Taking a hint from the post linked above, I decided to go to the viewport space conversion. However, this meant that I couldn’t just query for what units where inside the shape with a simple call. I had to manually iterate over units and check if they were in the bounds. Obviously I don’t want to iterate over all the units in the scene, since only units that are on the screen are potential selections. To keep track of which units are on screen, I utilize Unity’s OnBecameVisible() and OnBecameInvisible() callbacks.

Now that the search space has been reduced to a list of only potential candidates, we need to check if they are in our box. The article above only checks against the unit’s position, but I wanted something a bit better. Unity only keeps track of an object’s AABB. Transforming the AABB to viewport space yielded some wonky results, and I thought I could do something a little more performant. In most RTSs, selected units are usually represented with a ring around them. I figured this would be a good way to detect selection as well. I generate a 2D circle at the base of the unit and convert points along that circle into viewport space. I then check if any of the rays that make up the circle intersect with the viewport bounds. This method seemed to work fairly well. For longer units, using an ellipse would be more accurate.

Unit Selection

Not all units are made equal. Units are prioritized as such:

  • Owned Units
  • Friendly Units
  • Enemy Units
  • Neutral Units

If a unit has a lower priority than the current selection, it is discarded. Units with higher priority will invalidate the entire selection and the list will be reduced to the new, highest priority unit. When doing box select, only owned units will result in a selection of more than one unit. Any priority less than that will pick the first unit encountered.

Unit Actions

This step only applies when selecting owned units. The final step is to populate the UI with the intersection of all the unit actions of the selected units. Essentially:

List<Actions> actions = units[0].actions;

for (int i = 1; i < units.Length; ++i) {
	for (int j = 0; j < actions.Count; ++j) {
		if (!units[i].actions.Contains(actions[j])) {

The GIF below was taken before the Unit Actions segment was finished, but it shows off the essential parts.


My camera is nothing fancy.

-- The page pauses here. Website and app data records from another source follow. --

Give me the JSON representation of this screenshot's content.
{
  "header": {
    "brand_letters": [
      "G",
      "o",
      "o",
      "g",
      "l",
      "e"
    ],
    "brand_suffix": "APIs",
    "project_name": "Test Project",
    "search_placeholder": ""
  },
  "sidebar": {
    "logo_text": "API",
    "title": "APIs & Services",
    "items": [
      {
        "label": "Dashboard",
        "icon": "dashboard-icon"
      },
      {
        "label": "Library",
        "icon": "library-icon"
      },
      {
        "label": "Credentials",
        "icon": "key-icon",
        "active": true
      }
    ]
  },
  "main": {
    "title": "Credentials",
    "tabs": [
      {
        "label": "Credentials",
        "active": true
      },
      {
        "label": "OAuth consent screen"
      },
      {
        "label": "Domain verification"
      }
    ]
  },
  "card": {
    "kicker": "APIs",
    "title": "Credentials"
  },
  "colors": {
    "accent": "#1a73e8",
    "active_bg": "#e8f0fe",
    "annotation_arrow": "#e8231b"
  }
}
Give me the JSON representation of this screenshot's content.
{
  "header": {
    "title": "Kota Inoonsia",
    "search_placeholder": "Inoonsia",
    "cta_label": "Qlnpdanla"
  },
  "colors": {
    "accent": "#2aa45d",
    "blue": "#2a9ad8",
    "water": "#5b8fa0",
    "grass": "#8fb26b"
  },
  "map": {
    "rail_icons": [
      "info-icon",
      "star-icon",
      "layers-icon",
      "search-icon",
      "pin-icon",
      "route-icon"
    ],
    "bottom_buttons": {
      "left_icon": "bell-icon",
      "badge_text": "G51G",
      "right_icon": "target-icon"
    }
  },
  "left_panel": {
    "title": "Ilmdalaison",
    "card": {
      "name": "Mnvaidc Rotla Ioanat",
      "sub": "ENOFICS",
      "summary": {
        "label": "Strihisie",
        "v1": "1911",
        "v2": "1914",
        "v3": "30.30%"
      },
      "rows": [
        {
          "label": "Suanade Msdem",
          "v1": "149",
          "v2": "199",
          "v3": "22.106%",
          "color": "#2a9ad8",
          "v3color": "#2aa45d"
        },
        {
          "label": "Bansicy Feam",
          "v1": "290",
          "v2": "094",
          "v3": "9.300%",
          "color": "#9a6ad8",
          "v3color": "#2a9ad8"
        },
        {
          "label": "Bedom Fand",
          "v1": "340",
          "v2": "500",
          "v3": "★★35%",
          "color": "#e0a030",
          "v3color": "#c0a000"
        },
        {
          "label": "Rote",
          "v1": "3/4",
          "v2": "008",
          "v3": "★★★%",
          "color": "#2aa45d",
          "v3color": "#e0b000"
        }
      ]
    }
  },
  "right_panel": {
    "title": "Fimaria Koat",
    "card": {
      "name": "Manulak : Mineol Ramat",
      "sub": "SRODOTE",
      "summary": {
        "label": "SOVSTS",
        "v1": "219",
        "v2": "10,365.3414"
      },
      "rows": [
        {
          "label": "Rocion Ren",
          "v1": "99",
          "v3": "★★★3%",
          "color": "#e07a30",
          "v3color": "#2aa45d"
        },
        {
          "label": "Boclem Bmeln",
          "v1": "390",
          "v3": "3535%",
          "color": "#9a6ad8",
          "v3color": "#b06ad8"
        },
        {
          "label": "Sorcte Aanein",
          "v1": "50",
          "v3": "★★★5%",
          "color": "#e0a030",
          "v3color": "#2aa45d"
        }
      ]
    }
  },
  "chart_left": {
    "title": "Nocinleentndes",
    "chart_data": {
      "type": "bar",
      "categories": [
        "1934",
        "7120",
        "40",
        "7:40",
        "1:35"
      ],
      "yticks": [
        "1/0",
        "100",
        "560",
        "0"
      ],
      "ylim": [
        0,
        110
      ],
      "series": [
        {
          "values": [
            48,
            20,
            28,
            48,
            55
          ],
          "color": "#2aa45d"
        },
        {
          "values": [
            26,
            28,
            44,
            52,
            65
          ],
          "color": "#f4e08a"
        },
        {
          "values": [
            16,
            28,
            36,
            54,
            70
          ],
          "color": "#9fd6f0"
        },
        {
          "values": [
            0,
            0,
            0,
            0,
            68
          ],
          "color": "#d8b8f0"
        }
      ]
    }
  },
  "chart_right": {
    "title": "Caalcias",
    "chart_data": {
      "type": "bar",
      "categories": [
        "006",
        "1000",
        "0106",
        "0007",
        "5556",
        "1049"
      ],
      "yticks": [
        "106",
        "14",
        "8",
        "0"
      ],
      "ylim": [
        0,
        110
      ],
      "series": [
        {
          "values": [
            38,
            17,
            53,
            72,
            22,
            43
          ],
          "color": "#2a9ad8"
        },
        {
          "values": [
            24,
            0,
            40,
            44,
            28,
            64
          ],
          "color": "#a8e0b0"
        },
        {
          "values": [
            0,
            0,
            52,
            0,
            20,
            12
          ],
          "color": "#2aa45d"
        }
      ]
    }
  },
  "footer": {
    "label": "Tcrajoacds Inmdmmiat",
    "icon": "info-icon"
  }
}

Every movement, whether it’s panning, zooming, or rotating, is done with a simple spring calculation. I have a minimum speed that all springs operate under so that they don’t slow down too much and eventually get to their destination in a reasonable time. I had panning written already, I just added support for zooming and rotating.

My camera mimics the StarCraft 2 camera style. If I have a need for a more control over the camera, adding that should be easy. I already have the core movement, it’s more input interpretation.